A weather pattern we have seen many times since late October, 2013, has reappeared in its amplified form. The ridge of high pressure in the upper atmosphere has been building since late last week along the Pacific Coast, stretching from northwest Mexico to Alaska. This has pushed the jet stream far to the north into Alaska and the Yukon.
|The 500 mb pattern for North American at 00z January 21, 2014. Click on the image for a larger view. Image Credit: WLTX-TV.|
The result has been unseasonably warm temperatures for this time of year. It is still cold, but in Fairbanks the temperature averaged 24° F above normal on Monday. There have been wild swings in Fairbanks, AK, this month with its coldest temperature of -41° F on January 12th & 13th, and its warmest temperature at 34° F on January 17th. On that day the temperature averaged 32° F above normal.
|Alaskan temperatures at midnight January 21, 2014. These are warm readings for central Alaska in January. Click on the image for a larger view. Image Credit: WLTX-TV.|
As the jet stream plunges south into the southeastern U. S. it has been bringing to cold Arctic air from north central Canada. Here temperatures have been -20° F to -40° F. This is not as cold as the air mass at the beginning of the month, but still cold enough to cause problems.
|Canadian temperatures at midnight January 21, 2014. Click on the image for a larger view. Image Credit: WLTX-TV.|
All of the signs point to cold pattern persisting to the end of the month. The seven day forecast for Columbia, SC illustrates this as the temperature climbed to 70° F Monday afternoon, yet the high temperature is only expected to reach 35° F on Friday. The northwest flow aloft is also a dry weather pattern. The Arctic air is quite cold, thus devoid of much moisture. Relative humidities in the afternoon have been dropping into the 10-20% range. Very dry air, indeed!

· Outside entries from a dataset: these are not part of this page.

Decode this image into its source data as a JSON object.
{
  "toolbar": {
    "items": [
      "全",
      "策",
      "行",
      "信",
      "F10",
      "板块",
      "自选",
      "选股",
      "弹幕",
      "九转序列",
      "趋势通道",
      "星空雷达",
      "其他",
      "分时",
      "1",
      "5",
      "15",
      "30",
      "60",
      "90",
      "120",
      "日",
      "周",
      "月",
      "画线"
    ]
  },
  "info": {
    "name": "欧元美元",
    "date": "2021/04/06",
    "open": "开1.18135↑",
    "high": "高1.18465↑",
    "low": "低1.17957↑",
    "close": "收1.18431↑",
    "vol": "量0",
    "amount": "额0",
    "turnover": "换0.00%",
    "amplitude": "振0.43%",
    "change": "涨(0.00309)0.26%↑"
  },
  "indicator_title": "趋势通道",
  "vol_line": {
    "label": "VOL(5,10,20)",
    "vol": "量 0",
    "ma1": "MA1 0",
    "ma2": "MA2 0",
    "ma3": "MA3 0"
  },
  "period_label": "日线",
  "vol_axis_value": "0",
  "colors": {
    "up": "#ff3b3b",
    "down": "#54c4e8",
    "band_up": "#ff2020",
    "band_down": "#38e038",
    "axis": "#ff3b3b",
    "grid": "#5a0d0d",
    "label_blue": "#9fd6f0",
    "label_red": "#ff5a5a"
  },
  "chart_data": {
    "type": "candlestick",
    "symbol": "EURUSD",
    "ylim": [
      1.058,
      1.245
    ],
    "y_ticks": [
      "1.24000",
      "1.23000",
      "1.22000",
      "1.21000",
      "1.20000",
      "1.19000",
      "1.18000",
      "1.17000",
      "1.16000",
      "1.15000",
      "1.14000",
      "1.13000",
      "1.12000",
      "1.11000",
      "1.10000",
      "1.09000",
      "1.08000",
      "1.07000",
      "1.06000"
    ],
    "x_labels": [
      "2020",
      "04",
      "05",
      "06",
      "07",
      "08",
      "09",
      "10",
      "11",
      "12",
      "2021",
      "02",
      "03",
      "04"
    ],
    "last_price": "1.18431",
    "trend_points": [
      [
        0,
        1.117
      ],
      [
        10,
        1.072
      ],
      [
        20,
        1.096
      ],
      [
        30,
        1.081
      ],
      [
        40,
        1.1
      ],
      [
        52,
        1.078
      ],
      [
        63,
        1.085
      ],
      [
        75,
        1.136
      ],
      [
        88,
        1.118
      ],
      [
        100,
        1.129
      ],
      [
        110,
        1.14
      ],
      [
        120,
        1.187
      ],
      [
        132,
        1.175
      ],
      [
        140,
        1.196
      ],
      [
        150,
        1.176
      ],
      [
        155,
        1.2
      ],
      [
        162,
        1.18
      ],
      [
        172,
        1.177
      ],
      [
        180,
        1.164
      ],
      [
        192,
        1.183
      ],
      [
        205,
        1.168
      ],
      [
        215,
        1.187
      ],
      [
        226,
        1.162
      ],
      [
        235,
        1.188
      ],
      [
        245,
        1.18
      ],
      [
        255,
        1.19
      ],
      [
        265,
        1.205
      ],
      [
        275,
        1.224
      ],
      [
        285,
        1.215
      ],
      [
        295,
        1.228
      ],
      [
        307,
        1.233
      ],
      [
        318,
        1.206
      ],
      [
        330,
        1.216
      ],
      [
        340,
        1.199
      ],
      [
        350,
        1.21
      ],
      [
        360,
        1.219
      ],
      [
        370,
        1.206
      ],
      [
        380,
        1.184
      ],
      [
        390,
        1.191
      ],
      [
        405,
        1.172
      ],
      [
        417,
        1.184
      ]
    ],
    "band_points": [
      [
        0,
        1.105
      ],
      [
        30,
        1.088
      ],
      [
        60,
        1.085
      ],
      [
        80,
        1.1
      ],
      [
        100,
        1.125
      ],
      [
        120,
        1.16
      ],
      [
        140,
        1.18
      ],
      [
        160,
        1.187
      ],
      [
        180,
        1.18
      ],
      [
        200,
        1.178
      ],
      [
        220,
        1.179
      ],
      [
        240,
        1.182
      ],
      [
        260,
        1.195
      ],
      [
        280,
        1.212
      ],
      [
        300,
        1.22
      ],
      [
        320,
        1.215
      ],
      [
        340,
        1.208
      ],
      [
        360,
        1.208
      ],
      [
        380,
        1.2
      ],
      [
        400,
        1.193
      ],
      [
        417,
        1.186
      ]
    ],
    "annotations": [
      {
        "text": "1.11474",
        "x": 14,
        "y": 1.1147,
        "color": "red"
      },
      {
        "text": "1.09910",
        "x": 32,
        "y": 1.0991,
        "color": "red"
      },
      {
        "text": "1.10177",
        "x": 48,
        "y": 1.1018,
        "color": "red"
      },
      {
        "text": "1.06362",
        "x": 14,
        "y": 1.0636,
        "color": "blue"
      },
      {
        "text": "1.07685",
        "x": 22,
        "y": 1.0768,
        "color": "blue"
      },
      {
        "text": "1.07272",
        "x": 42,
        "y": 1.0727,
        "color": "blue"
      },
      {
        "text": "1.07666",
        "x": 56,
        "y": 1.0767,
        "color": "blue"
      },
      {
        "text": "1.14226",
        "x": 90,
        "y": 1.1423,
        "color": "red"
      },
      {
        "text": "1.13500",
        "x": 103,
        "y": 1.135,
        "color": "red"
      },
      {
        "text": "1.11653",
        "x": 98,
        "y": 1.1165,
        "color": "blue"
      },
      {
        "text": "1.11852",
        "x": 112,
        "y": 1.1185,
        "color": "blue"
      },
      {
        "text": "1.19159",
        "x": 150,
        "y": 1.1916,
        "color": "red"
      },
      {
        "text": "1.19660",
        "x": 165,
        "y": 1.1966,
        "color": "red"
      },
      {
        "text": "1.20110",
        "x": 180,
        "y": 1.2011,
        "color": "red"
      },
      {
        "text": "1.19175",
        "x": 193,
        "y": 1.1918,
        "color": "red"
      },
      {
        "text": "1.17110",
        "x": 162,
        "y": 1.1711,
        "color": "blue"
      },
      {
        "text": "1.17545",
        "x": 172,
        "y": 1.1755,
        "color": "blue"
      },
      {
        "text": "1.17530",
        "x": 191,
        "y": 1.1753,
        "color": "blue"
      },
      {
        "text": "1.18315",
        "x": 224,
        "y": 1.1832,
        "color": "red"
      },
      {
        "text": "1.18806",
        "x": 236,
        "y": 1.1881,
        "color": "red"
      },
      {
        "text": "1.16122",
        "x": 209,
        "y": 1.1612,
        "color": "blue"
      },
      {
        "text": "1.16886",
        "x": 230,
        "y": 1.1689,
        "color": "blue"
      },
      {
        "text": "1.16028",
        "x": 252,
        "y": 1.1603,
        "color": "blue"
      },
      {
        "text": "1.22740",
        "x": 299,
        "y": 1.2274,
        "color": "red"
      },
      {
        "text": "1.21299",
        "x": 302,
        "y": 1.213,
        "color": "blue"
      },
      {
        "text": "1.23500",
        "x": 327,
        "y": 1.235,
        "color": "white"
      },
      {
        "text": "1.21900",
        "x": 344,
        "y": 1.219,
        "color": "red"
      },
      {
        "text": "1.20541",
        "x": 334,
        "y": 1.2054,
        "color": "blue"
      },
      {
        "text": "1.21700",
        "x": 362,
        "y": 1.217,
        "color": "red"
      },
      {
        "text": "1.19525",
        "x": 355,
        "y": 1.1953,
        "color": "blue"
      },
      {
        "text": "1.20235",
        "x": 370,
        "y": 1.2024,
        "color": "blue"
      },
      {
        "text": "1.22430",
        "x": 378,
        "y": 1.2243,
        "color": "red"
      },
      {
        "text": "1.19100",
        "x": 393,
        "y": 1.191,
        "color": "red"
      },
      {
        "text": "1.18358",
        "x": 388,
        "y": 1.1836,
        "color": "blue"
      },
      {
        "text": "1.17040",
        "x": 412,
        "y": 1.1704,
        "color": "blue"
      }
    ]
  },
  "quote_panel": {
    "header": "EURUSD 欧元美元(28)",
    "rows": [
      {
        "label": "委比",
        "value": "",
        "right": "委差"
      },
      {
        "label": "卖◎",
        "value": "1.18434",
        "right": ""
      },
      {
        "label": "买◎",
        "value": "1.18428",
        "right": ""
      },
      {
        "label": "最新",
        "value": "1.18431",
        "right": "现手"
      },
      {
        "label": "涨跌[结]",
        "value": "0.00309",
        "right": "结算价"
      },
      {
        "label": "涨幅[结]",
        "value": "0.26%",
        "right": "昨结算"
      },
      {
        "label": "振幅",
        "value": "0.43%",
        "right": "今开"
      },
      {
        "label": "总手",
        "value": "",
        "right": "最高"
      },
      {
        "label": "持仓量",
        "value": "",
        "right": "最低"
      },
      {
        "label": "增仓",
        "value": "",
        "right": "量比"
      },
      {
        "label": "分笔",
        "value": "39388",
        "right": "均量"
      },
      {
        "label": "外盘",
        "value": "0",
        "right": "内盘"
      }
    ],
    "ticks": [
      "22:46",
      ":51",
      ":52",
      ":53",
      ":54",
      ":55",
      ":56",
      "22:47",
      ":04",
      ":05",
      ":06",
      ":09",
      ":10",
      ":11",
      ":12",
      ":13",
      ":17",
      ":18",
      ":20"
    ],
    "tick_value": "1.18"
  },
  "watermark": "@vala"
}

|The 7-day forecast produced on January 20, 2014. Click on the image for a larger view. Image Credit: WLTX-TV.|
The 6 to 10 day forecast, covering the period from January 26th through January 30th, shows a continuation of this pattern into next week. The eastern half of the nation will be colder than normal while the western half is well above normal. Alaska will similarly experience above normal temperatures.
|The 6-10 day outlook for temperatures spanning the time from January 26-30, 2014. The probabilities are for above and below normal temperatures. Click on the image for a larger view. Image Credit: NOAA\CPC.|
This may be the pattern through the end of January, but all indications are that the pattern will change in early February. The upper air pattern will flatten and the cold air will retreat into the Arctic region. Thus, temperatures will moderate and it should be a nice beginning to the month.
The pattern of amplifying and de-amplifying has brought wild swings of temperatures to Alaska and the Southeast. I see no reason to believe that the pattern will not continue through much of February. The outlook is calling for drier than normal conditions for February. However, the bulk of precipitation so far this winter has tended to come all-at-once with extended dry periods in between. All it will take is the right timing and we will see snow.